(RAW DATA Opens)

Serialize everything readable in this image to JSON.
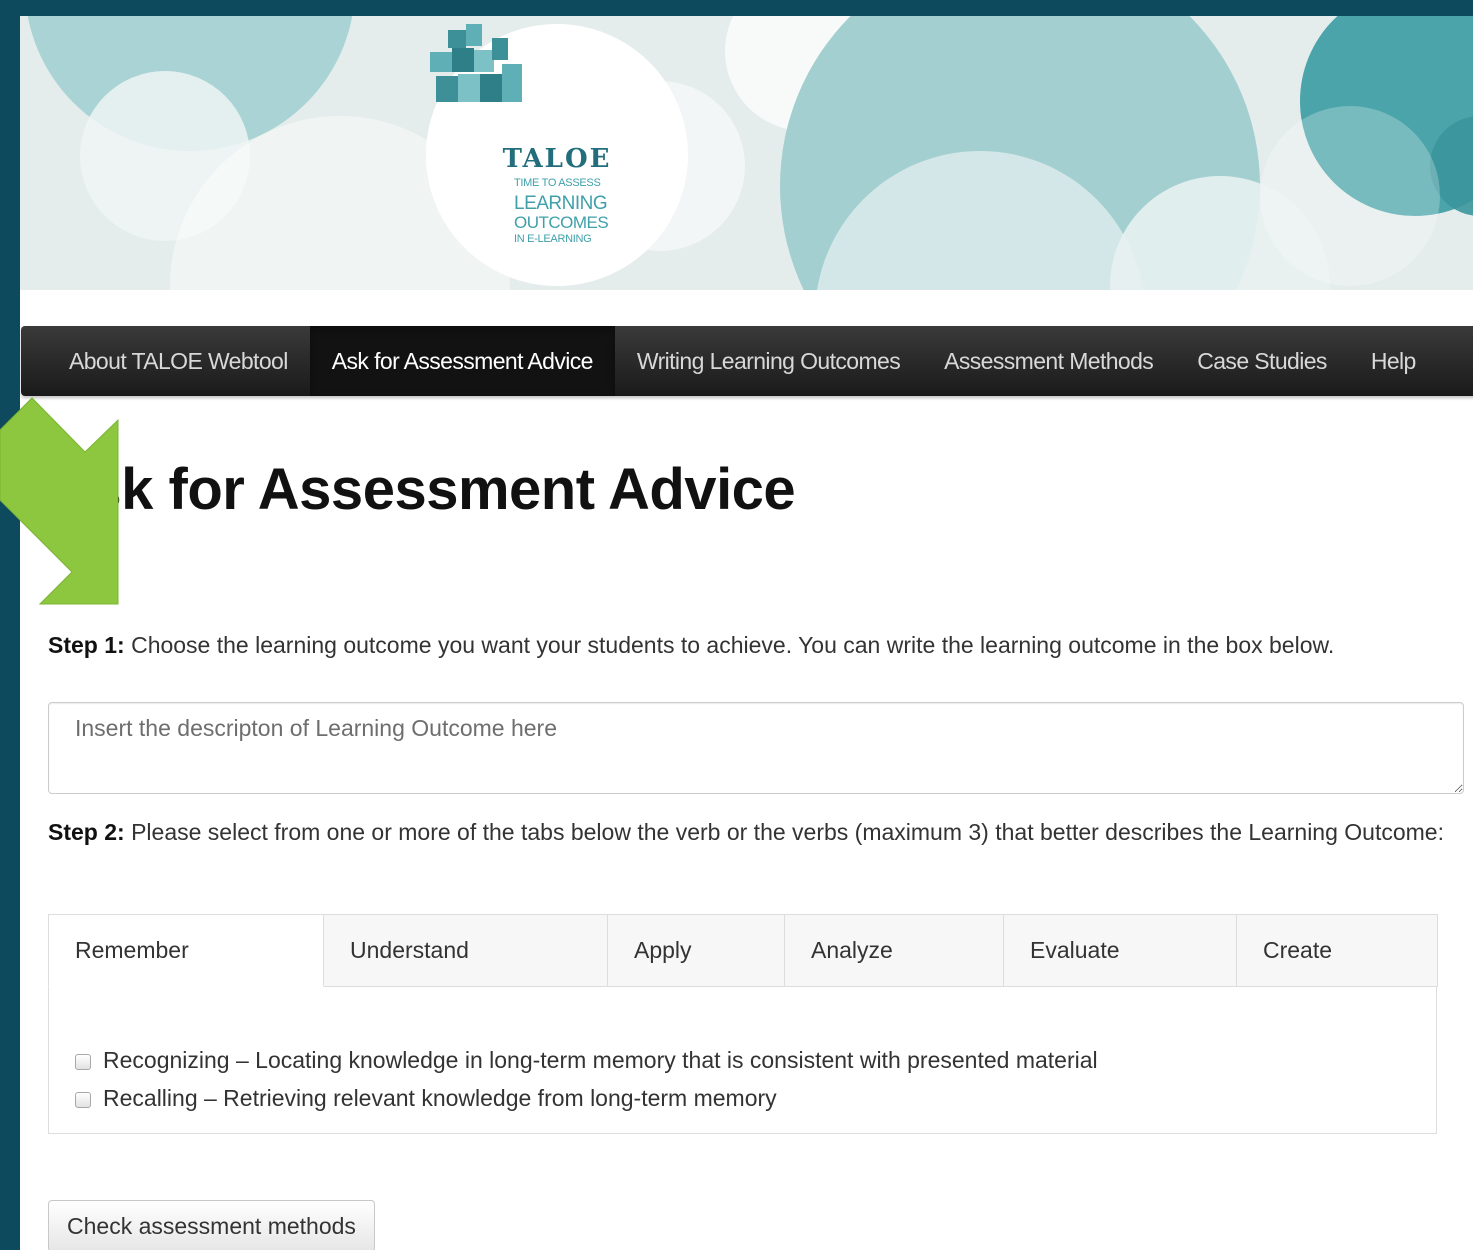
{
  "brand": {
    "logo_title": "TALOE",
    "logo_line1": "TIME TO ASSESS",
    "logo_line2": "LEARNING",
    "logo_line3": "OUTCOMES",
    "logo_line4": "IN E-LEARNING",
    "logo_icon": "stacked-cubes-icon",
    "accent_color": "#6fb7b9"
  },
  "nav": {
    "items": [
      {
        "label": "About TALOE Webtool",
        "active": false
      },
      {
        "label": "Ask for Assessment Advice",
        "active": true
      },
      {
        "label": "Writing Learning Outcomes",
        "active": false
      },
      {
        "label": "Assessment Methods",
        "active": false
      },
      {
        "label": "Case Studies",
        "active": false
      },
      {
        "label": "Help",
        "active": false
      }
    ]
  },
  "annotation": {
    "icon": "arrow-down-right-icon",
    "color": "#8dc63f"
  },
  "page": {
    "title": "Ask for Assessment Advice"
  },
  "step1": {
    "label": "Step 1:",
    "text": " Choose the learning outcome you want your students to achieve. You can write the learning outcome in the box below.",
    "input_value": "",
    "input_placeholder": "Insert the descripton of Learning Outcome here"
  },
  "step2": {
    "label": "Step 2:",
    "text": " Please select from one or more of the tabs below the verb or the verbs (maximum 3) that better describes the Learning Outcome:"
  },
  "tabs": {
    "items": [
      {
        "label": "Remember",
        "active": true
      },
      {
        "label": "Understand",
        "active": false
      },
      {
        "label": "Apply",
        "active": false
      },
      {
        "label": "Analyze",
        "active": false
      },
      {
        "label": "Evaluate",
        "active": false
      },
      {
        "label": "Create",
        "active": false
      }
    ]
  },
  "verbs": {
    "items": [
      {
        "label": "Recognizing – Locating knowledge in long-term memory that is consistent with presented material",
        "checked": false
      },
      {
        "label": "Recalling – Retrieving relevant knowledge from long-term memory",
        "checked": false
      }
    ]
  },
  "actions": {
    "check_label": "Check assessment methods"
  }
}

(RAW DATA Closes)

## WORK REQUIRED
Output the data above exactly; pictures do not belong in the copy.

## ANSWER BELOW
Serialize everything readable in this image to JSON.
{
  "brand": {
    "logo_title": "TALOE",
    "logo_line1": "TIME TO ASSESS",
    "logo_line2": "LEARNING",
    "logo_line3": "OUTCOMES",
    "logo_line4": "IN E-LEARNING",
    "logo_icon": "stacked-cubes-icon",
    "accent_color": "#6fb7b9"
  },
  "nav": {
    "items": [
      {
        "label": "About TALOE Webtool",
        "active": false
      },
      {
        "label": "Ask for Assessment Advice",
        "active": true
      },
      {
        "label": "Writing Learning Outcomes",
        "active": false
      },
      {
        "label": "Assessment Methods",
        "active": false
      },
      {
        "label": "Case Studies",
        "active": false
      },
      {
        "label": "Help",
        "active": false
      }
    ]
  },
  "annotation": {
    "icon": "arrow-down-right-icon",
    "color": "#8dc63f"
  },
  "page": {
    "title": "Ask for Assessment Advice"
  },
  "step1": {
    "label": "Step 1:",
    "text": " Choose the learning outcome you want your students to achieve. You can write the learning outcome in the box below.",
    "input_value": "",
    "input_placeholder": "Insert the descripton of Learning Outcome here"
  },
  "step2": {
    "label": "Step 2:",
    "text": " Please select from one or more of the tabs below the verb or the verbs (maximum 3) that better describes the Learning Outcome:"
  },
  "tabs": {
    "items": [
      {
        "label": "Remember",
        "active": true
      },
      {
        "label": "Understand",
        "active": false
      },
      {
        "label": "Apply",
        "active": false
      },
      {
        "label": "Analyze",
        "active": false
      },
      {
        "label": "Evaluate",
        "active": false
      },
      {
        "label": "Create",
        "active": false
      }
    ]
  },
  "verbs": {
    "items": [
      {
        "label": "Recognizing – Locating knowledge in long-term memory that is consistent with presented material",
        "checked": false
      },
      {
        "label": "Recalling – Retrieving relevant knowledge from long-term memory",
        "checked": false
      }
    ]
  },
  "actions": {
    "check_label": "Check assessment methods"
  }
}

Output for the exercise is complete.